Winter of 2008 seemed particularly long and bothersome to me for some reason, so it’s no wonder that I’ve gone a little over the edge in my pursuit of spring! After recently reading about Writing Away in Cedar Key‘s newly installed fishpond and feeling slightly jealous because I just know she’s going to be serenaded by frogs sooner or later, I started to fondly remember our home in Tennessee and its two fishponds that Hubby and I installed. In addition to enjoying the goldfish swimming around, every evening around dusk we were treated to a wonderful froggie serenade that, darn it, I miss to this day!
I’m not sure I even understand my attraction to frogs, but my favorite are the ones I remember in Florida after rainstorms–tiny little green things barely an inch long with “hind legs” that could stretch two inches or more as they hopped along the wet country roads and highways. They’d be so thick that, if a truck or car came along, there was no way in the world to avoid killing hundreds but there were hundreds of times that number still left. As the ground dried up they seemed to disappear, and I never did figure out where they spent their time between rainy day visits. Ever since moving to the desert southwest nearly ten years back, and now still living in a semi-desert here in Utah, I haven’t seen or heard many frogs for a very long time. So now that’s finally springtime, I went looking for some! And I found them–where else ?–on YouTube!

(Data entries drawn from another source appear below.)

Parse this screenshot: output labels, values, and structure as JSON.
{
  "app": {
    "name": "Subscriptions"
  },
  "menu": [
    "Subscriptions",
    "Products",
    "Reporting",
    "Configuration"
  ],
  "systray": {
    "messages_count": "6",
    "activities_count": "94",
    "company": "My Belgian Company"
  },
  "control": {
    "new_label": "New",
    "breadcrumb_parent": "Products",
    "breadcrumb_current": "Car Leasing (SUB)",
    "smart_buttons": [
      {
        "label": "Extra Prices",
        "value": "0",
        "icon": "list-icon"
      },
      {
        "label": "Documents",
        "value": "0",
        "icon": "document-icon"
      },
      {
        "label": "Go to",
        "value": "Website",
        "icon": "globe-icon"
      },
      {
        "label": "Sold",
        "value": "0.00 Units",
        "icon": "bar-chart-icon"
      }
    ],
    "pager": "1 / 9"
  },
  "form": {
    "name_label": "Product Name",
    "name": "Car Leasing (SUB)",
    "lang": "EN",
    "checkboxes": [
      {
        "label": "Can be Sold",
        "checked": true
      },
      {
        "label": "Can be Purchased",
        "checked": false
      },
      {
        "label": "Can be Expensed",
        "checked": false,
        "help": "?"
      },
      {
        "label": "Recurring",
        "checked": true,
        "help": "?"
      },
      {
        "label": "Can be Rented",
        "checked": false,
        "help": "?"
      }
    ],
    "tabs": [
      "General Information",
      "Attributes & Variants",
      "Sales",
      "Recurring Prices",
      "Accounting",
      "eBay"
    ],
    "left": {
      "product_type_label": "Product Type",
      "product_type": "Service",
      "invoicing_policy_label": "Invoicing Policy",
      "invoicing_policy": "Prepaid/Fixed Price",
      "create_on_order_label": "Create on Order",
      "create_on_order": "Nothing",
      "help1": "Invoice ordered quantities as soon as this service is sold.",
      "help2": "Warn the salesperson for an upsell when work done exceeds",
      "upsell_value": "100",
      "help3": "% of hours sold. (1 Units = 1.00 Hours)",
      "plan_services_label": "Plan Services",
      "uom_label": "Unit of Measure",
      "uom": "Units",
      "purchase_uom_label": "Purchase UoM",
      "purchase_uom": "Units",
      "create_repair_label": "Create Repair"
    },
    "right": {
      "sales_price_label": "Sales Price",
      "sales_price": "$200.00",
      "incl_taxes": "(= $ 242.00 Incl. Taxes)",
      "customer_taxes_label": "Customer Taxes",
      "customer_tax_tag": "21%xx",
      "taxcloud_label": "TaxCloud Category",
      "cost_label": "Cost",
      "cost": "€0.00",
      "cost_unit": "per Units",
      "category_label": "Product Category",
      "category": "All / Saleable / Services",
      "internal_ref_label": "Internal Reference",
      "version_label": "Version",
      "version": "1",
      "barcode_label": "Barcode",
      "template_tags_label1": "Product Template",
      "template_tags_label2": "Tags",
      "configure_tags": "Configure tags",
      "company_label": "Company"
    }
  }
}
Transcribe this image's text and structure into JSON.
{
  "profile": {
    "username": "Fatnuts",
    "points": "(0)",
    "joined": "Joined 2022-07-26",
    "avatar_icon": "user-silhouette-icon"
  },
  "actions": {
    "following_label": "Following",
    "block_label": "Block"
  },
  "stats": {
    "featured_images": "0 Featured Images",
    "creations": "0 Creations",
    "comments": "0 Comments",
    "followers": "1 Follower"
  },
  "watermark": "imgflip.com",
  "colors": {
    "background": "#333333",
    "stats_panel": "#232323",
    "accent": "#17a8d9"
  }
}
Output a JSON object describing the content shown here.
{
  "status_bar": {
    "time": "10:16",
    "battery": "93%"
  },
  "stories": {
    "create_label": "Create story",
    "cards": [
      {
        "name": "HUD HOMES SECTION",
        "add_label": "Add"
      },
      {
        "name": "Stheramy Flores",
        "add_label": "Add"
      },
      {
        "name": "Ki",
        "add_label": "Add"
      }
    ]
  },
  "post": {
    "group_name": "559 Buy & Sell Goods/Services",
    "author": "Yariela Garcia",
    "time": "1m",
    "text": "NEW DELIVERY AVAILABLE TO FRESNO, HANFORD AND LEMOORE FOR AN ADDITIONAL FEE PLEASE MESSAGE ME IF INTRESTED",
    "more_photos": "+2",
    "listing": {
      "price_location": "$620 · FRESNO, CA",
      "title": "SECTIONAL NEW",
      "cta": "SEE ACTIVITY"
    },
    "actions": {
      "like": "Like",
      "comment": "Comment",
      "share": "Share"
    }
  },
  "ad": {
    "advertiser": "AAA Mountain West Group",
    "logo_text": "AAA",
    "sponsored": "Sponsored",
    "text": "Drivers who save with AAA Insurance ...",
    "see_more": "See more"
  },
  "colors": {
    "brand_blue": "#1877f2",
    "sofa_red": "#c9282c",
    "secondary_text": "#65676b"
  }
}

The first video features American radio and television journalist Robert Krulwich with a story on the amazing death and rebirth of a small wood frog. You must see the amazing transformation of this little frog from the frozen state they go into in the wintertime, into a revitalized, thawed amphibian ready to mate again after only about thirty minutes have lapsed. It runs 4 minutes 25 seconds and you have a morbid scientific curiosity, this one is for you.
You may want to skip the second video UNLESS you either have kids or grandkids around, OR you’re still very much in touch with your inner child. Watch it with the kiddies and learn a song about five speckled frogs. And before I leave, I HAVE to tell you one more frog activity. Try this next time you have any number of assembled children of various ages, (or adult children) and you’re trying to keep them entertained until curtain time or whatever. The more the better. Everyone says “ribbit” over and over again in his or her normal speaking voice. Oh all right! If you want to ham it up a bit, that’s cool too! But the kids will have a ball and you’ll swear you’re in a swamp teeming with singing frogs. (For more animal stories, be sure to join me here next week for a guest blog by my friend Rocky in Las Vegas!)